• **LISTED ENTRIES**
★ ★ ★
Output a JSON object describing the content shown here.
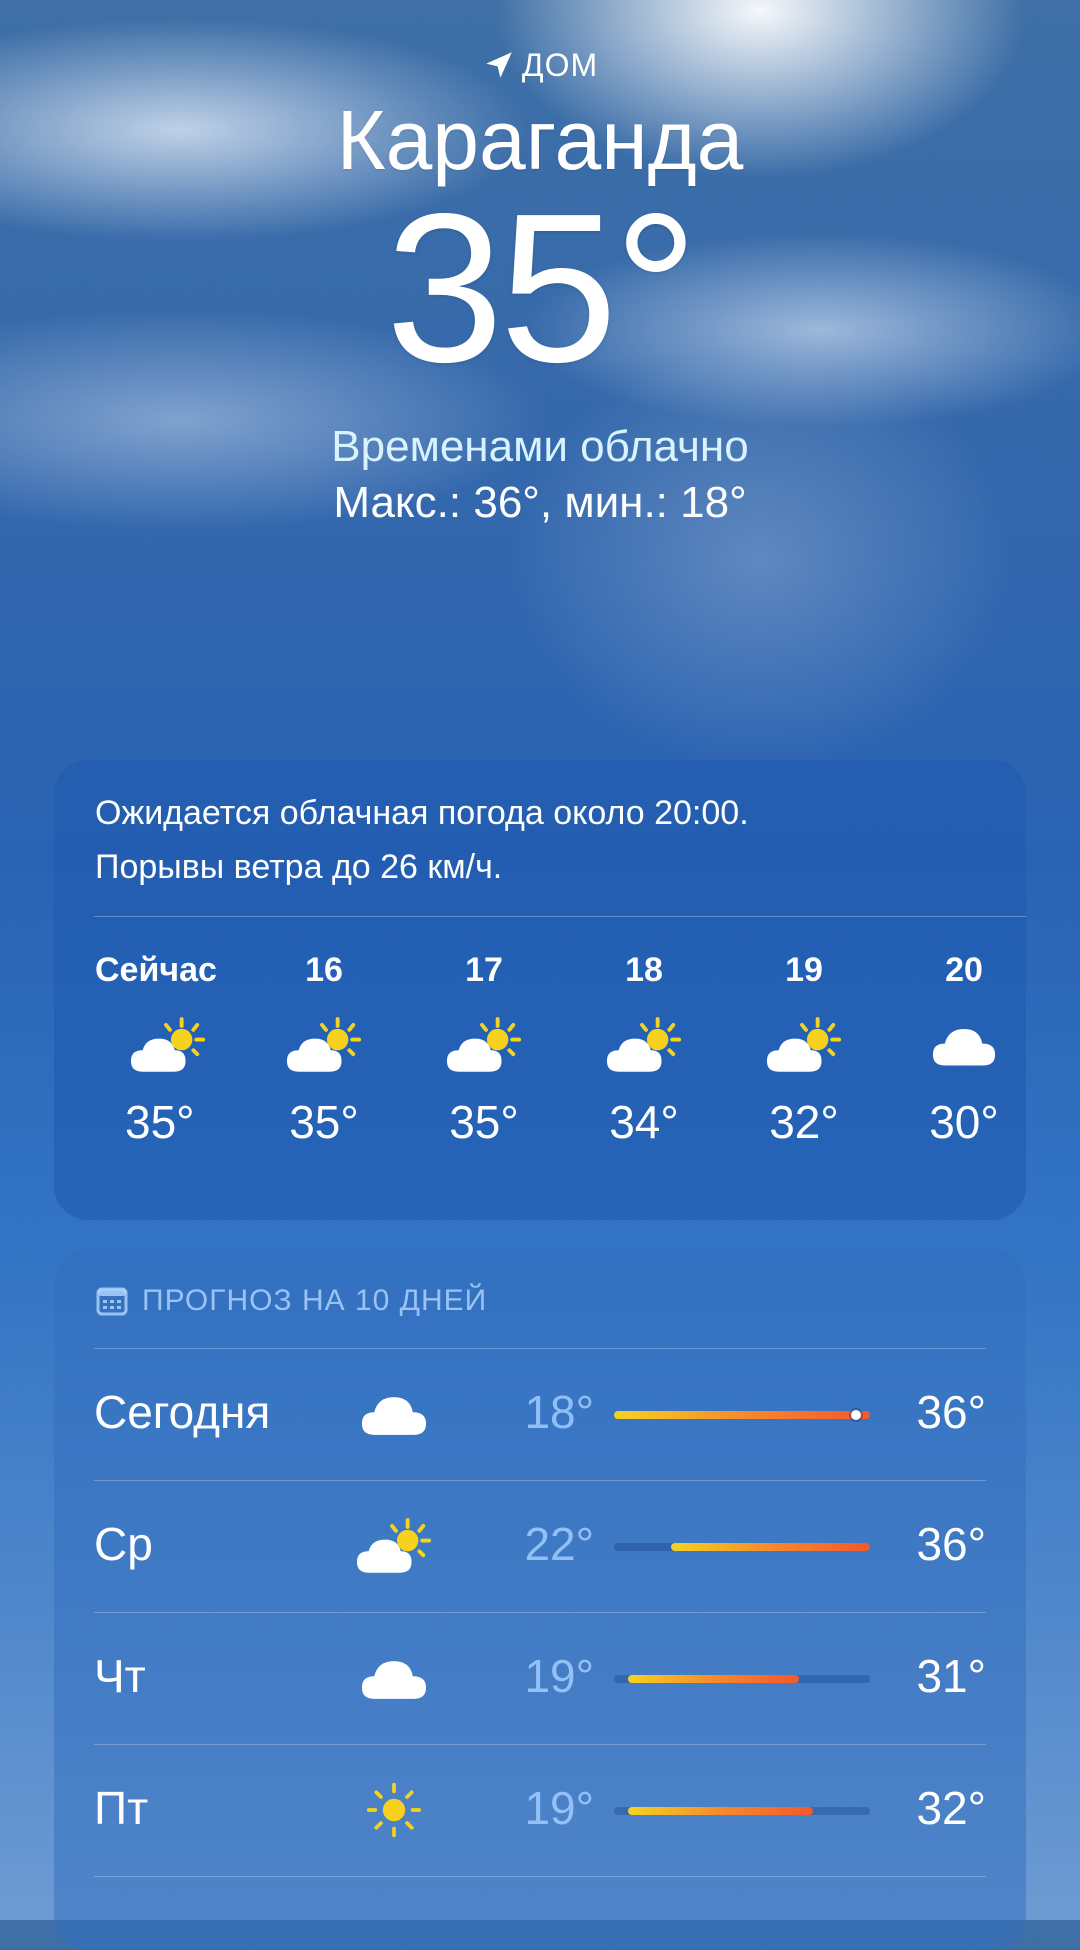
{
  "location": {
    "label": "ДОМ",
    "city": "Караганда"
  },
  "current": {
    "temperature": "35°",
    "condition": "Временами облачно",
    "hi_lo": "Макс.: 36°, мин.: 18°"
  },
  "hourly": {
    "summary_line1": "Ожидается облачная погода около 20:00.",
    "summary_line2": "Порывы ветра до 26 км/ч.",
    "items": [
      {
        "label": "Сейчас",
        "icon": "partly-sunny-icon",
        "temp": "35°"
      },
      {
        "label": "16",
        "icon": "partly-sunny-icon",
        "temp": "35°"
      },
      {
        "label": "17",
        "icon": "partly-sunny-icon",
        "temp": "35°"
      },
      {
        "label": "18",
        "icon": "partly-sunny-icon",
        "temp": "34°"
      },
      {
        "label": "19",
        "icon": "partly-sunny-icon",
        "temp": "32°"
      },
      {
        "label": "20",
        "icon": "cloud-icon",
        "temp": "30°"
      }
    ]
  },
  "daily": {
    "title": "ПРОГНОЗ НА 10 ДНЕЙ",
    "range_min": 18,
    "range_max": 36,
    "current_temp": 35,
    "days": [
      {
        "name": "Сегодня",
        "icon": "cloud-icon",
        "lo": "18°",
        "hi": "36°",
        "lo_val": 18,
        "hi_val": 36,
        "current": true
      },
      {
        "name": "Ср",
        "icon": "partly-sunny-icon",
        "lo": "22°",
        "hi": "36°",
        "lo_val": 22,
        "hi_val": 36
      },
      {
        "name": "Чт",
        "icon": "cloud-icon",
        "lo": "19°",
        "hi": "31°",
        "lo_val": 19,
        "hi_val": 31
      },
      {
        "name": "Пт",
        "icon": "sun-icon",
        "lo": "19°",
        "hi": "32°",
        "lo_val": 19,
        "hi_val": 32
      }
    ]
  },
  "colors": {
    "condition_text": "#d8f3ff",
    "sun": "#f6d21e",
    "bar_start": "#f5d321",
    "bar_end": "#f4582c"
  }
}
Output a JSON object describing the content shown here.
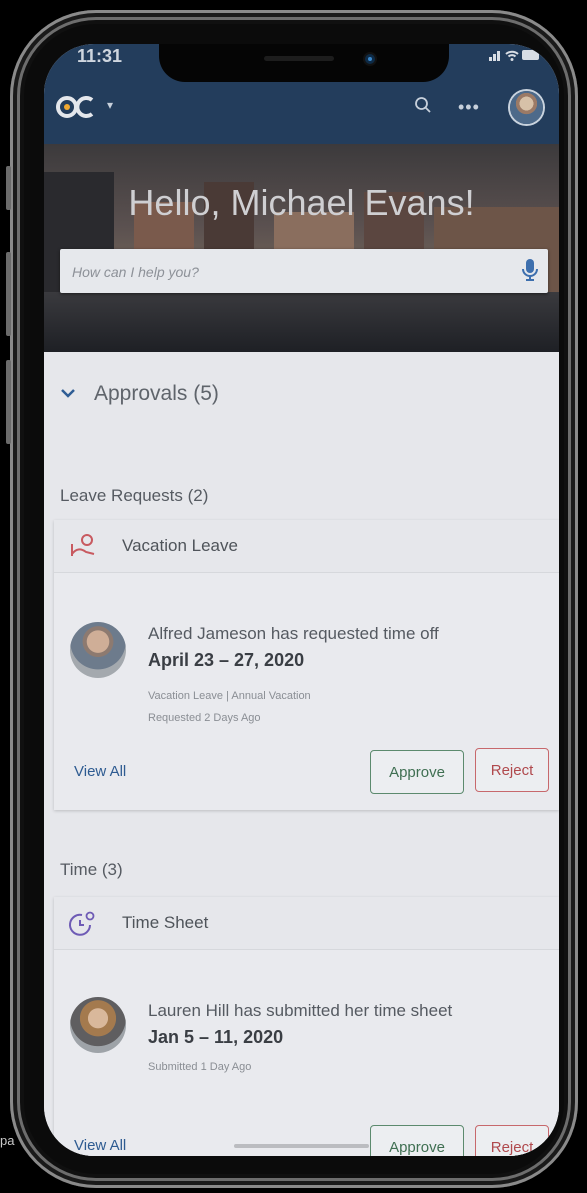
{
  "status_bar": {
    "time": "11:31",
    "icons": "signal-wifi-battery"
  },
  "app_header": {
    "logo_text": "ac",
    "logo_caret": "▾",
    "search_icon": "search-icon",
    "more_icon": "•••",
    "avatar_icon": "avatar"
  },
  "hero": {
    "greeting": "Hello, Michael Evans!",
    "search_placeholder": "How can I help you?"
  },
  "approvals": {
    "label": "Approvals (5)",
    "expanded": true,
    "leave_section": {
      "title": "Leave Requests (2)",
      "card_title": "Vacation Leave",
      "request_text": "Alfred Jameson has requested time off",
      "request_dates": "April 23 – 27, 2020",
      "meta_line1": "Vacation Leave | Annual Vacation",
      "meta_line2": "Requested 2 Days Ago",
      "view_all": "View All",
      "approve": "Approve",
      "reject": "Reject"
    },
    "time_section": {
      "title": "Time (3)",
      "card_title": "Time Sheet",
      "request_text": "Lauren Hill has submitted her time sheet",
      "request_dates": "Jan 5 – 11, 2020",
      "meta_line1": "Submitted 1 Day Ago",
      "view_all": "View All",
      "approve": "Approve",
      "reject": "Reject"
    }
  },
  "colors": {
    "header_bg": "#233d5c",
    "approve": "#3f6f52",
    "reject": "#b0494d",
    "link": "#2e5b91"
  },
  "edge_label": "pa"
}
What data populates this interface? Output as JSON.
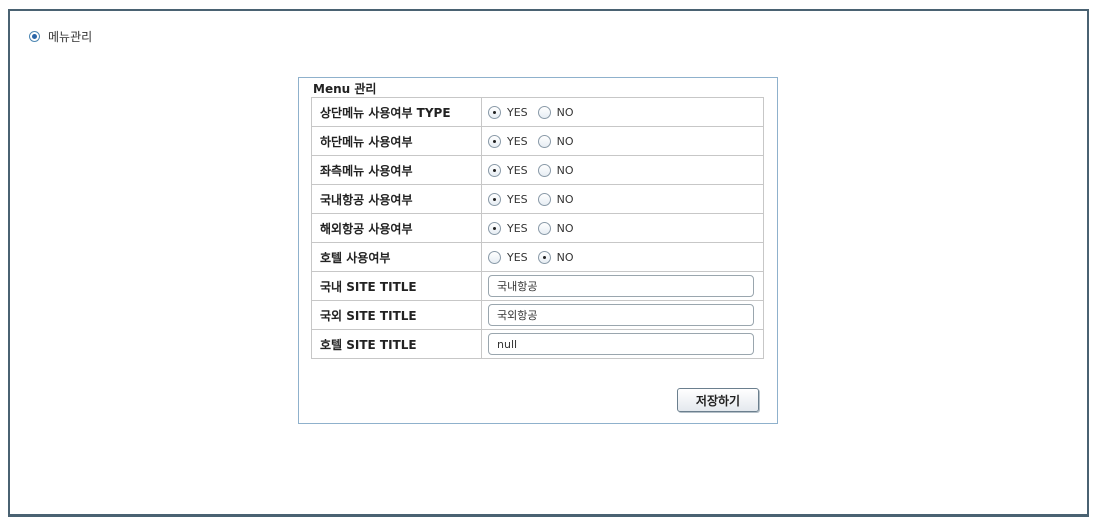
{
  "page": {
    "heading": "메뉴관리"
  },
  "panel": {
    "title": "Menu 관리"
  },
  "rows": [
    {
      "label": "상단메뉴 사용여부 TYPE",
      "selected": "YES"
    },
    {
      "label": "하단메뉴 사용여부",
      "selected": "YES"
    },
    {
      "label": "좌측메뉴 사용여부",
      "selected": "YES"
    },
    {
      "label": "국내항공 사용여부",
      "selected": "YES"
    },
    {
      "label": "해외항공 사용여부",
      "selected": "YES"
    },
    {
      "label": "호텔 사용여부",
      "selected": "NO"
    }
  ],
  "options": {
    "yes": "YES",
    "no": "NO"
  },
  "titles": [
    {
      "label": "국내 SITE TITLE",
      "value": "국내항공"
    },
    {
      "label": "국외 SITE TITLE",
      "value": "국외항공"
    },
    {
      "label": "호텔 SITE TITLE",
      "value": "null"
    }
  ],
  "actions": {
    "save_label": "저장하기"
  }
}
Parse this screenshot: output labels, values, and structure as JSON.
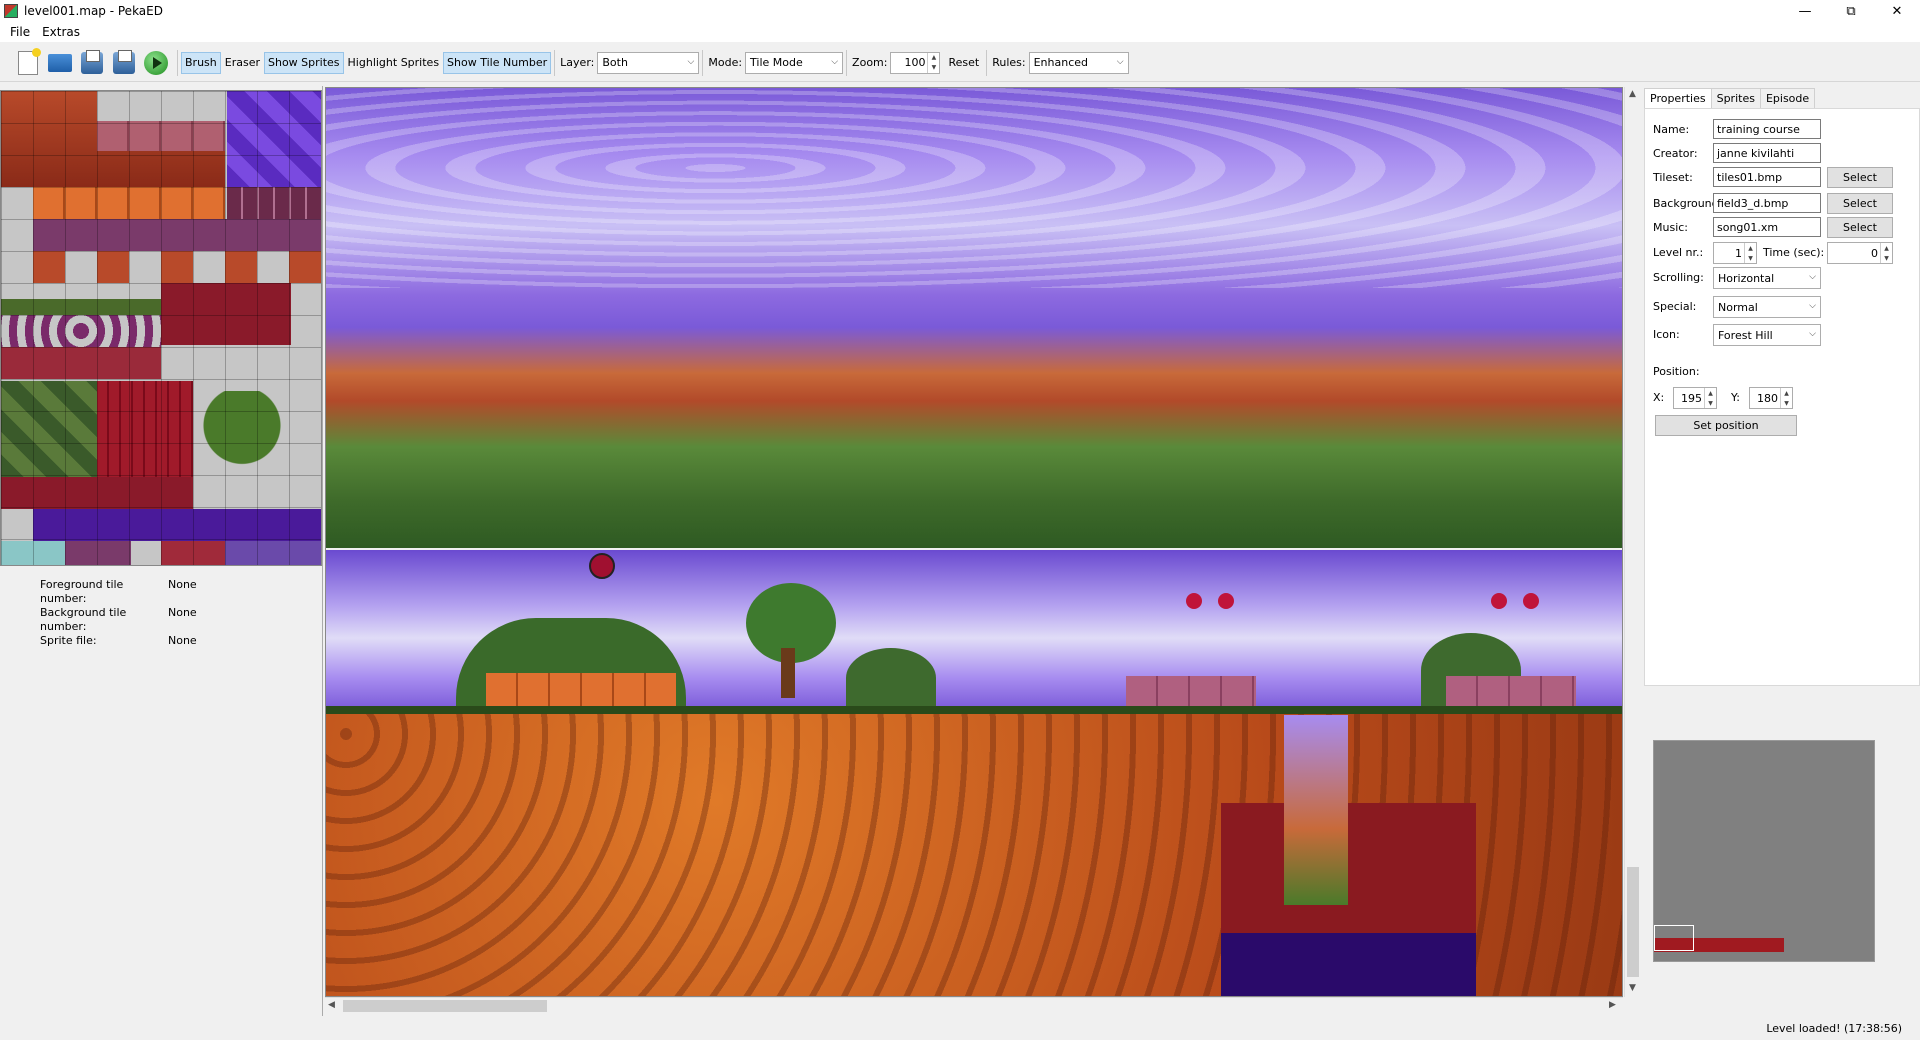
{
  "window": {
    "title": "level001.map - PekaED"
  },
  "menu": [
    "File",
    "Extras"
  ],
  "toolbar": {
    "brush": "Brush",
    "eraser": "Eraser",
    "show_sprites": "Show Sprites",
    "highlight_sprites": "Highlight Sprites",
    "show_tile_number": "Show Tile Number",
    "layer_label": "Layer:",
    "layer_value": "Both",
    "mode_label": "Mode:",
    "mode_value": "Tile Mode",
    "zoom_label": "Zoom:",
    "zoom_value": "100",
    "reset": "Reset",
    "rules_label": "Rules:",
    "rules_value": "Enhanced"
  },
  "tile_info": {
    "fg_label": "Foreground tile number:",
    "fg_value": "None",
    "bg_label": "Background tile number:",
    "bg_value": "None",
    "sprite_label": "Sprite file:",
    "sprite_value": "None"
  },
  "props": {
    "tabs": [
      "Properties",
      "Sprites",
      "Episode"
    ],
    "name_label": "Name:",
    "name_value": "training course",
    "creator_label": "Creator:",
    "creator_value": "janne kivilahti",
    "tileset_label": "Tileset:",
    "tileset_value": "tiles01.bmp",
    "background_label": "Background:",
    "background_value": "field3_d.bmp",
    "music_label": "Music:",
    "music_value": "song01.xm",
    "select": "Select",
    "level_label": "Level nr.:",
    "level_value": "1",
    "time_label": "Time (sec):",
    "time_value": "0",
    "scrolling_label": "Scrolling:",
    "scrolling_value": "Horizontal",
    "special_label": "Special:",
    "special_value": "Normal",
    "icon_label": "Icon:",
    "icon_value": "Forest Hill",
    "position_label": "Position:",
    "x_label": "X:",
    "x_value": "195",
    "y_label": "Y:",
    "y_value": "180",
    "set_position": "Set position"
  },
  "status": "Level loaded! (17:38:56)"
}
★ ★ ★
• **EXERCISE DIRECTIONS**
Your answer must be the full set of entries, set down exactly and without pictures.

• **COMPLETED EXERCISE**
Output a JSON object describing the content shown here.
{
  "location": {
    "label": "ДОМ",
    "city": "Караганда"
  },
  "current": {
    "temperature": "35°",
    "condition": "Временами облачно",
    "hi_lo": "Макс.: 36°, мин.: 18°"
  },
  "hourly": {
    "summary_line1": "Ожидается облачная погода около 20:00.",
    "summary_line2": "Порывы ветра до 26 км/ч.",
    "items": [
      {
        "label": "Сейчас",
        "icon": "partly-sunny-icon",
        "temp": "35°"
      },
      {
        "label": "16",
        "icon": "partly-sunny-icon",
        "temp": "35°"
      },
      {
        "label": "17",
        "icon": "partly-sunny-icon",
        "temp": "35°"
      },
      {
        "label": "18",
        "icon": "partly-sunny-icon",
        "temp": "34°"
      },
      {
        "label": "19",
        "icon": "partly-sunny-icon",
        "temp": "32°"
      },
      {
        "label": "20",
        "icon": "cloud-icon",
        "temp": "30°"
      }
    ]
  },
  "daily": {
    "title": "ПРОГНОЗ НА 10 ДНЕЙ",
    "range_min": 18,
    "range_max": 36,
    "current_temp": 35,
    "days": [
      {
        "name": "Сегодня",
        "icon": "cloud-icon",
        "lo": "18°",
        "hi": "36°",
        "lo_val": 18,
        "hi_val": 36,
        "current": true
      },
      {
        "name": "Ср",
        "icon": "partly-sunny-icon",
        "lo": "22°",
        "hi": "36°",
        "lo_val": 22,
        "hi_val": 36
      },
      {
        "name": "Чт",
        "icon": "cloud-icon",
        "lo": "19°",
        "hi": "31°",
        "lo_val": 19,
        "hi_val": 31
      },
      {
        "name": "Пт",
        "icon": "sun-icon",
        "lo": "19°",
        "hi": "32°",
        "lo_val": 19,
        "hi_val": 32
      }
    ]
  },
  "colors": {
    "condition_text": "#d8f3ff",
    "sun": "#f6d21e",
    "bar_start": "#f5d321",
    "bar_end": "#f4582c"
  }
}
Output a JSON object describing the content shown here.
{
  "status_bar": {
    "time": "11:31",
    "icons": "signal-wifi-battery"
  },
  "app_header": {
    "logo_text": "ac",
    "logo_caret": "▾",
    "search_icon": "search-icon",
    "more_icon": "•••",
    "avatar_icon": "avatar"
  },
  "hero": {
    "greeting": "Hello, Michael Evans!",
    "search_placeholder": "How can I help you?"
  },
  "approvals": {
    "label": "Approvals (5)",
    "expanded": true,
    "leave_section": {
      "title": "Leave Requests (2)",
      "card_title": "Vacation Leave",
      "request_text": "Alfred Jameson has requested time off",
      "request_dates": "April 23 – 27, 2020",
      "meta_line1": "Vacation Leave | Annual Vacation",
      "meta_line2": "Requested 2 Days Ago",
      "view_all": "View All",
      "approve": "Approve",
      "reject": "Reject"
    },
    "time_section": {
      "title": "Time (3)",
      "card_title": "Time Sheet",
      "request_text": "Lauren Hill has submitted her time sheet",
      "request_dates": "Jan 5 – 11, 2020",
      "meta_line1": "Submitted 1 Day Ago",
      "view_all": "View All",
      "approve": "Approve",
      "reject": "Reject"
    }
  },
  "colors": {
    "header_bg": "#233d5c",
    "approve": "#3f6f52",
    "reject": "#b0494d",
    "link": "#2e5b91"
  },
  "edge_label": "pa"
}
What data populates this interface? Output as JSON.
{
  "page": {
    "heading": "메뉴관리"
  },
  "panel": {
    "title": "Menu 관리"
  },
  "rows": [
    {
      "label": "상단메뉴 사용여부 TYPE",
      "selected": "YES"
    },
    {
      "label": "하단메뉴 사용여부",
      "selected": "YES"
    },
    {
      "label": "좌측메뉴 사용여부",
      "selected": "YES"
    },
    {
      "label": "국내항공 사용여부",
      "selected": "YES"
    },
    {
      "label": "해외항공 사용여부",
      "selected": "YES"
    },
    {
      "label": "호텔 사용여부",
      "selected": "NO"
    }
  ],
  "options": {
    "yes": "YES",
    "no": "NO"
  },
  "titles": [
    {
      "label": "국내 SITE TITLE",
      "value": "국내항공"
    },
    {
      "label": "국외 SITE TITLE",
      "value": "국외항공"
    },
    {
      "label": "호텔 SITE TITLE",
      "value": "null"
    }
  ],
  "actions": {
    "save_label": "저장하기"
  }
}
Parse this screenshot: output labels, values, and structure as JSON.
{
  "window": {
    "title": "level001.map - PekaED"
  },
  "menu": [
    "File",
    "Extras"
  ],
  "toolbar": {
    "brush": "Brush",
    "eraser": "Eraser",
    "show_sprites": "Show Sprites",
    "highlight_sprites": "Highlight Sprites",
    "show_tile_number": "Show Tile Number",
    "layer_label": "Layer:",
    "layer_value": "Both",
    "mode_label": "Mode:",
    "mode_value": "Tile Mode",
    "zoom_label": "Zoom:",
    "zoom_value": "100",
    "reset": "Reset",
    "rules_label": "Rules:",
    "rules_value": "Enhanced"
  },
  "tile_info": {
    "fg_label": "Foreground tile number:",
    "fg_value": "None",
    "bg_label": "Background tile number:",
    "bg_value": "None",
    "sprite_label": "Sprite file:",
    "sprite_value": "None"
  },
  "props": {
    "tabs": [
      "Properties",
      "Sprites",
      "Episode"
    ],
    "name_label": "Name:",
    "name_value": "training course",
    "creator_label": "Creator:",
    "creator_value": "janne kivilahti",
    "tileset_label": "Tileset:",
    "tileset_value": "tiles01.bmp",
    "background_label": "Background:",
    "background_value": "field3_d.bmp",
    "music_label": "Music:",
    "music_value": "song01.xm",
    "select": "Select",
    "level_label": "Level nr.:",
    "level_value": "1",
    "time_label": "Time (sec):",
    "time_value": "0",
    "scrolling_label": "Scrolling:",
    "scrolling_value": "Horizontal",
    "special_label": "Special:",
    "special_value": "Normal",
    "icon_label": "Icon:",
    "icon_value": "Forest Hill",
    "position_label": "Position:",
    "x_label": "X:",
    "x_value": "195",
    "y_label": "Y:",
    "y_value": "180",
    "set_position": "Set position"
  },
  "status": "Level loaded! (17:38:56)"
}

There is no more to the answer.